◆ **ASSIGNMENT**: Across all the records, filter for lines with the word "author" and copy them.

[Entries from a dataset of interfaces]
-- -- --

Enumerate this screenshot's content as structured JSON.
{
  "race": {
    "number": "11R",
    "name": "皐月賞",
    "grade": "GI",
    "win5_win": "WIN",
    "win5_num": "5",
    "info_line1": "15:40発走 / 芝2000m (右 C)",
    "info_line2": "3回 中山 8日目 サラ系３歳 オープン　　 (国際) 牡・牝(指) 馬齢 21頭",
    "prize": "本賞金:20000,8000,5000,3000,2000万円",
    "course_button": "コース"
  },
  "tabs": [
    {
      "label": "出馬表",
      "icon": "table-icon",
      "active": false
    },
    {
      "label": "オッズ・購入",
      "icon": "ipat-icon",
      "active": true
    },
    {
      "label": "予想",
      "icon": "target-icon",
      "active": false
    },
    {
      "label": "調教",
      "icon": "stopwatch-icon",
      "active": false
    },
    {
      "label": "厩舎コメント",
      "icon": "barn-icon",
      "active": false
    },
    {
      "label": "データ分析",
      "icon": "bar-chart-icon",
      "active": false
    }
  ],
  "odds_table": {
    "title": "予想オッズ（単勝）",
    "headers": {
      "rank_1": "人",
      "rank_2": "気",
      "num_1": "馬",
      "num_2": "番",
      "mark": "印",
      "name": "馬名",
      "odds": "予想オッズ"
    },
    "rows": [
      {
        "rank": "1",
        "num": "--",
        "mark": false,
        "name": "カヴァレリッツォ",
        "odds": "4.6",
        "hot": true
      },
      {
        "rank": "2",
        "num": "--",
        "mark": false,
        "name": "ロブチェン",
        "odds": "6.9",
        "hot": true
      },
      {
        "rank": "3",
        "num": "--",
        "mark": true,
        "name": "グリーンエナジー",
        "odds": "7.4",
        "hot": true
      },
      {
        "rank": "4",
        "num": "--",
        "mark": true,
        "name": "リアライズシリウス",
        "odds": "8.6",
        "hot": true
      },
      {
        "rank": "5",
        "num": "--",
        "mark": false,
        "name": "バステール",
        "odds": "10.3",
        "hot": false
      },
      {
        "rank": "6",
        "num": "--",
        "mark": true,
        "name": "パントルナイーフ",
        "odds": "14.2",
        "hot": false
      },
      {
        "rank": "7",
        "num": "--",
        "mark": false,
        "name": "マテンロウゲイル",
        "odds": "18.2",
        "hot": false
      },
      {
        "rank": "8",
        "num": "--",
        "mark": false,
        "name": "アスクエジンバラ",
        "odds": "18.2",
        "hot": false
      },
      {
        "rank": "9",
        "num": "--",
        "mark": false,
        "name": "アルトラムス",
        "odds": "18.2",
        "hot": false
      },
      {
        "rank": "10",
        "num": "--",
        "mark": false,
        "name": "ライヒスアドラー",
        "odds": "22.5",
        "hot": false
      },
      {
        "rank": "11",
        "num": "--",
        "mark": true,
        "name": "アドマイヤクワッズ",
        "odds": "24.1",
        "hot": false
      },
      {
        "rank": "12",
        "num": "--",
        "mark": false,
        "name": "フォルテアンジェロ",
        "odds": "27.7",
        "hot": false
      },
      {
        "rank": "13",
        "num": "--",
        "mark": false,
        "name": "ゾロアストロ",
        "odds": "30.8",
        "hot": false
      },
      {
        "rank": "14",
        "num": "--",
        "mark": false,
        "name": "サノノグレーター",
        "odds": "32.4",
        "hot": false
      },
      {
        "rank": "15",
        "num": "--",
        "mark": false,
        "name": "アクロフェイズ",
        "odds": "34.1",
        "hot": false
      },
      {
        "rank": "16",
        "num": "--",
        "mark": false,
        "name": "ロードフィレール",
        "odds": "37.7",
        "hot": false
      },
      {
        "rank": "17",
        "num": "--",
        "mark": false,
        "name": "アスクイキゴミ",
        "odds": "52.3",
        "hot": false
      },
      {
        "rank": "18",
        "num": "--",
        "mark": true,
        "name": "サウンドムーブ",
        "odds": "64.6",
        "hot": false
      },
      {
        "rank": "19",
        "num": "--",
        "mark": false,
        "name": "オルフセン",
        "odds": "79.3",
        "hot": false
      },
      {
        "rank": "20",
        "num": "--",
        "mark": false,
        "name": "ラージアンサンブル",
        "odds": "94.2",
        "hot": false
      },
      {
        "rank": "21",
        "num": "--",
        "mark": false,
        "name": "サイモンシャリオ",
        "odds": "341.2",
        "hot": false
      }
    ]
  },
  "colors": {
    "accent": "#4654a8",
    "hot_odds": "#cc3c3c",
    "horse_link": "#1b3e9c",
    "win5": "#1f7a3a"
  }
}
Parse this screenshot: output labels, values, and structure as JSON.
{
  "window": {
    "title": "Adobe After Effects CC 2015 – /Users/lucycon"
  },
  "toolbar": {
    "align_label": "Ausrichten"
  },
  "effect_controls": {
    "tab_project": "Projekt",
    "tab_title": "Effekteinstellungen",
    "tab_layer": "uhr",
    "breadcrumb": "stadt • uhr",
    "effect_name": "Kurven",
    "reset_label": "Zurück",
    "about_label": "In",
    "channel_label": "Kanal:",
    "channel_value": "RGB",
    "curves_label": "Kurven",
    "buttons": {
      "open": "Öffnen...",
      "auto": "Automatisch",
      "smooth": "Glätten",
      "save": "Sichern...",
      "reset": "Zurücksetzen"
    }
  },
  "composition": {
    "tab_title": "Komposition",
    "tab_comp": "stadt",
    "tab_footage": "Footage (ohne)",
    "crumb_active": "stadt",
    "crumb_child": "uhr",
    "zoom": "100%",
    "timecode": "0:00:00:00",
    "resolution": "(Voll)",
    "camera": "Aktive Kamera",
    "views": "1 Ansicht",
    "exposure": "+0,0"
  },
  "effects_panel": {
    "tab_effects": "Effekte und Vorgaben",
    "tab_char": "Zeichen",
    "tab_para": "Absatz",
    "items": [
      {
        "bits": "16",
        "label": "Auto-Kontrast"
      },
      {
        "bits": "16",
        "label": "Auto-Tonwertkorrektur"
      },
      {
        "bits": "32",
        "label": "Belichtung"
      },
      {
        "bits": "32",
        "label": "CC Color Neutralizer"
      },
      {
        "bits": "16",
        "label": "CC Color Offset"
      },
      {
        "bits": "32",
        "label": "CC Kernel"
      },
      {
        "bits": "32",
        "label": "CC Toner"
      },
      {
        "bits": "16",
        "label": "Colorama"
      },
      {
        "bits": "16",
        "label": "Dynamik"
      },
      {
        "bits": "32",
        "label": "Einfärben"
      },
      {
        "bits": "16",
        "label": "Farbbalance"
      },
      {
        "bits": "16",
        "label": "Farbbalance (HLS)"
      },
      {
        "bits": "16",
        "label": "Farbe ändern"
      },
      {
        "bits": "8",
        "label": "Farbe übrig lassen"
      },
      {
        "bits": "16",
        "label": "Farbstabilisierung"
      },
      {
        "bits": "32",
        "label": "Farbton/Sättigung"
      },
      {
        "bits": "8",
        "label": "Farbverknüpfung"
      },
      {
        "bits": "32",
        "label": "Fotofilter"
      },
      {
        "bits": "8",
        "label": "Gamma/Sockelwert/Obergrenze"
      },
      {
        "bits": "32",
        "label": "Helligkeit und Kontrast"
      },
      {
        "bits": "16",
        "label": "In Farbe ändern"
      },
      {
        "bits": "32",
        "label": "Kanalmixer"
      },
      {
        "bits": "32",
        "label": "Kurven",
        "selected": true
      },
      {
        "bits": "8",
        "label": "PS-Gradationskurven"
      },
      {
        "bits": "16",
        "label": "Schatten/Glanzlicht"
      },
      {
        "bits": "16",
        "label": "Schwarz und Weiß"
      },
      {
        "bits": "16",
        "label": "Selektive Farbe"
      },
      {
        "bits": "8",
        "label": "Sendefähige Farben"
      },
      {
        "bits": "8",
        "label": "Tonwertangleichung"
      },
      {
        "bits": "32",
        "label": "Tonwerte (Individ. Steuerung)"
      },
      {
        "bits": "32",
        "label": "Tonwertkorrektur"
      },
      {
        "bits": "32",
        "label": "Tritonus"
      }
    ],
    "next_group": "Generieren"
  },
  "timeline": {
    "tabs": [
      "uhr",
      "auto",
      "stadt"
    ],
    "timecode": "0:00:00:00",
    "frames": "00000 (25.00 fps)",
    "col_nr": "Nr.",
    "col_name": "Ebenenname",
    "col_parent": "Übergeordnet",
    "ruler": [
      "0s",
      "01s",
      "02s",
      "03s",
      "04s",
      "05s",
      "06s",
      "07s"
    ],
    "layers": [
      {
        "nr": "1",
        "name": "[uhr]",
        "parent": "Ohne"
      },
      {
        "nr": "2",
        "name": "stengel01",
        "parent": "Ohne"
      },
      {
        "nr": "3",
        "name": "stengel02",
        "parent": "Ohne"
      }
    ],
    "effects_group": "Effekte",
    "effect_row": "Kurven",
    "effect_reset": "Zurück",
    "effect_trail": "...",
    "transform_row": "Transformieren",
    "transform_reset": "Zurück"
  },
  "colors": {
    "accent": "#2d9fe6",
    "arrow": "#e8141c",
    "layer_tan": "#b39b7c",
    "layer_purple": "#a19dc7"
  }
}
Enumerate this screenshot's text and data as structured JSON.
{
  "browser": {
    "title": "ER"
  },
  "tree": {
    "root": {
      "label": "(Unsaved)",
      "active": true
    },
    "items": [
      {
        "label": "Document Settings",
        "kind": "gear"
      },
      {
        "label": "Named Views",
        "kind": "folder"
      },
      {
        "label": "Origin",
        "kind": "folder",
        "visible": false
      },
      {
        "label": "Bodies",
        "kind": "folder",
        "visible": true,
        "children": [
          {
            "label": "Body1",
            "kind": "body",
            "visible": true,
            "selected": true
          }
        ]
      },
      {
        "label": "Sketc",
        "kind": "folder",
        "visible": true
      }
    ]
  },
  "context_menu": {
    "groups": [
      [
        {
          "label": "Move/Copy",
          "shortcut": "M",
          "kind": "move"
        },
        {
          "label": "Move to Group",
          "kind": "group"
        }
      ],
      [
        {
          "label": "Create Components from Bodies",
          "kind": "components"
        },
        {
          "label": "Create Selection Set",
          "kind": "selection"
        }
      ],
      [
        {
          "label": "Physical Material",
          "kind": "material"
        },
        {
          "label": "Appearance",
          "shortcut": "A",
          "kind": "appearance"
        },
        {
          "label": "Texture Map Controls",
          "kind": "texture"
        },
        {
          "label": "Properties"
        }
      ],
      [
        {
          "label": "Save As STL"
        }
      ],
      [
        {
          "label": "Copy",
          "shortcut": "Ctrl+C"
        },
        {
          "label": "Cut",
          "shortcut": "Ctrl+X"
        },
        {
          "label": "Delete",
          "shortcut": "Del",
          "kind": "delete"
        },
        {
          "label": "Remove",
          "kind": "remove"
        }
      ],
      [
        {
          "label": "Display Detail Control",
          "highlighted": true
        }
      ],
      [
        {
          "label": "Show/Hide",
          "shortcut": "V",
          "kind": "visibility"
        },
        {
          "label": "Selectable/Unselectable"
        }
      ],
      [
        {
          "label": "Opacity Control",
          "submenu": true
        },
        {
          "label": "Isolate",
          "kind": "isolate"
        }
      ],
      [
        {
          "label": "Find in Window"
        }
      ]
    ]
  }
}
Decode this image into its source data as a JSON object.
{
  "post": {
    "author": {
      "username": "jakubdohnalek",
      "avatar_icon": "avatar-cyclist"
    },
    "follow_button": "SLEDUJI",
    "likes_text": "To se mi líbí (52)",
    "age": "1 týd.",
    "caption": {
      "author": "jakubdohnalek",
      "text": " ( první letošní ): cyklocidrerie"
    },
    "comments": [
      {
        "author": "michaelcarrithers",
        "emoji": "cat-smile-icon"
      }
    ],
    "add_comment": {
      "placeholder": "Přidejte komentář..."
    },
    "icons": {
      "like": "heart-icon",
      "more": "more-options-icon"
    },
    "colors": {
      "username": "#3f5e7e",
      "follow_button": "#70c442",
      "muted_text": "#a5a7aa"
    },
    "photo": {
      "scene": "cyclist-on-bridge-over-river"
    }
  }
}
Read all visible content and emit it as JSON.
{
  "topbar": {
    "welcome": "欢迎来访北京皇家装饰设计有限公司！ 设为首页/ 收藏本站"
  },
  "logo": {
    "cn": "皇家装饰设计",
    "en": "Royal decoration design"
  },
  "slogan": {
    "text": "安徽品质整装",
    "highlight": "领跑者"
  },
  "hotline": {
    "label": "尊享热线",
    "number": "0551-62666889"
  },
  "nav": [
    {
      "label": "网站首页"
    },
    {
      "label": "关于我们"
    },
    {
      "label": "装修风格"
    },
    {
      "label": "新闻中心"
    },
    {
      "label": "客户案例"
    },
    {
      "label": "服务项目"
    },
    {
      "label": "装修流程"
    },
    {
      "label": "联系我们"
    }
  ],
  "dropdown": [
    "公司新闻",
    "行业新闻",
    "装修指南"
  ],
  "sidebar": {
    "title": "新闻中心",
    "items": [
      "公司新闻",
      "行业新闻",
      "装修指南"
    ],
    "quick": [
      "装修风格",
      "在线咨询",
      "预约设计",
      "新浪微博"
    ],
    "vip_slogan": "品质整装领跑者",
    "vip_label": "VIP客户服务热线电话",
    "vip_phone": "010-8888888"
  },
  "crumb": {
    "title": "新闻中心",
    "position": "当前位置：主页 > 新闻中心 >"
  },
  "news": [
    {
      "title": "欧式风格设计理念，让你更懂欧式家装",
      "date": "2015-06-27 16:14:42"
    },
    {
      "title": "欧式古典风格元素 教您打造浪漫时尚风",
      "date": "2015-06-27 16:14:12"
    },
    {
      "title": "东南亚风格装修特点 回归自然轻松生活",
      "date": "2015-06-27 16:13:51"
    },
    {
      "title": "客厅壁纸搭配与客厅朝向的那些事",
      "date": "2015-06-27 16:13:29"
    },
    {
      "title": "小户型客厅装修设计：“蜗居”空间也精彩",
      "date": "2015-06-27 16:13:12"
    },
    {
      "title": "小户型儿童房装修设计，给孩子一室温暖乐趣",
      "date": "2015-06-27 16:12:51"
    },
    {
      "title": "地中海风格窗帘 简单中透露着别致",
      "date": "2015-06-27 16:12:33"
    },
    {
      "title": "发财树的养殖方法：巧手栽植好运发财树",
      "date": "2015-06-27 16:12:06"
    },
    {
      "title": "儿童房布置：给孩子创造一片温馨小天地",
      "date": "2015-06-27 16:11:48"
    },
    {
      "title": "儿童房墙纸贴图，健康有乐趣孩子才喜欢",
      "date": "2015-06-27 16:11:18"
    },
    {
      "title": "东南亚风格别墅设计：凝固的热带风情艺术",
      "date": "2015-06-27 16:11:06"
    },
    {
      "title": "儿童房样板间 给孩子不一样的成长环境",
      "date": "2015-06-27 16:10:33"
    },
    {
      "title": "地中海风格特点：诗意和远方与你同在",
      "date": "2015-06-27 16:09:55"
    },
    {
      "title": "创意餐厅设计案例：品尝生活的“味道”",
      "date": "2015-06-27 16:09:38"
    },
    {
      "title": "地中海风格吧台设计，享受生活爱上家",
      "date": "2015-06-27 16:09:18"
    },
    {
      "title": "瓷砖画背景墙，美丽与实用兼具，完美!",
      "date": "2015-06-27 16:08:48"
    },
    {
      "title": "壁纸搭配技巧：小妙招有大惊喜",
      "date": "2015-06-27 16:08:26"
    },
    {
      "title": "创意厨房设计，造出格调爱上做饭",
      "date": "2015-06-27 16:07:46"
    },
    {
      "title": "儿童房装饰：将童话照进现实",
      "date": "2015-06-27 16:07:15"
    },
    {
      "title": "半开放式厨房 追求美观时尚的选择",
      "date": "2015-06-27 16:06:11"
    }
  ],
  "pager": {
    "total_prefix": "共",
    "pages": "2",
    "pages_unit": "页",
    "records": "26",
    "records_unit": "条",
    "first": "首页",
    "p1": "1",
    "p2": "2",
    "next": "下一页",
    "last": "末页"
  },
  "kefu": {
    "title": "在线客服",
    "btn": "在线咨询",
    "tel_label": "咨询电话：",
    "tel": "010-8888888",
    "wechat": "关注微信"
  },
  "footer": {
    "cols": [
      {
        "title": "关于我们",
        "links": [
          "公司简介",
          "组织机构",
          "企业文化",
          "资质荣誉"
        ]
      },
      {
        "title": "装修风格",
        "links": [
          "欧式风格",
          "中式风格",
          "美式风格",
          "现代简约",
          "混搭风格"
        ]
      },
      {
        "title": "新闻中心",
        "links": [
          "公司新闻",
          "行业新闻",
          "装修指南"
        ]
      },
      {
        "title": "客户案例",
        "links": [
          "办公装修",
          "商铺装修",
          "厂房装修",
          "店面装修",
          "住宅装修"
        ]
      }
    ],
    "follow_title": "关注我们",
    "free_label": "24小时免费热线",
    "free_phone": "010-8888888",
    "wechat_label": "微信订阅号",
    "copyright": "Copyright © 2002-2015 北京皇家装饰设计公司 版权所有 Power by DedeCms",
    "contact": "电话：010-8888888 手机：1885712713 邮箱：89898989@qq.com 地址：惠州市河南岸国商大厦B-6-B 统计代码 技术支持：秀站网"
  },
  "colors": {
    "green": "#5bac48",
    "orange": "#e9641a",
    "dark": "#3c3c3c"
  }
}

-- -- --

◆ **EXERCISE RESULT**:
    "author": {
      "author": "jakubdohnalek",
        "author": "michaelcarrithers",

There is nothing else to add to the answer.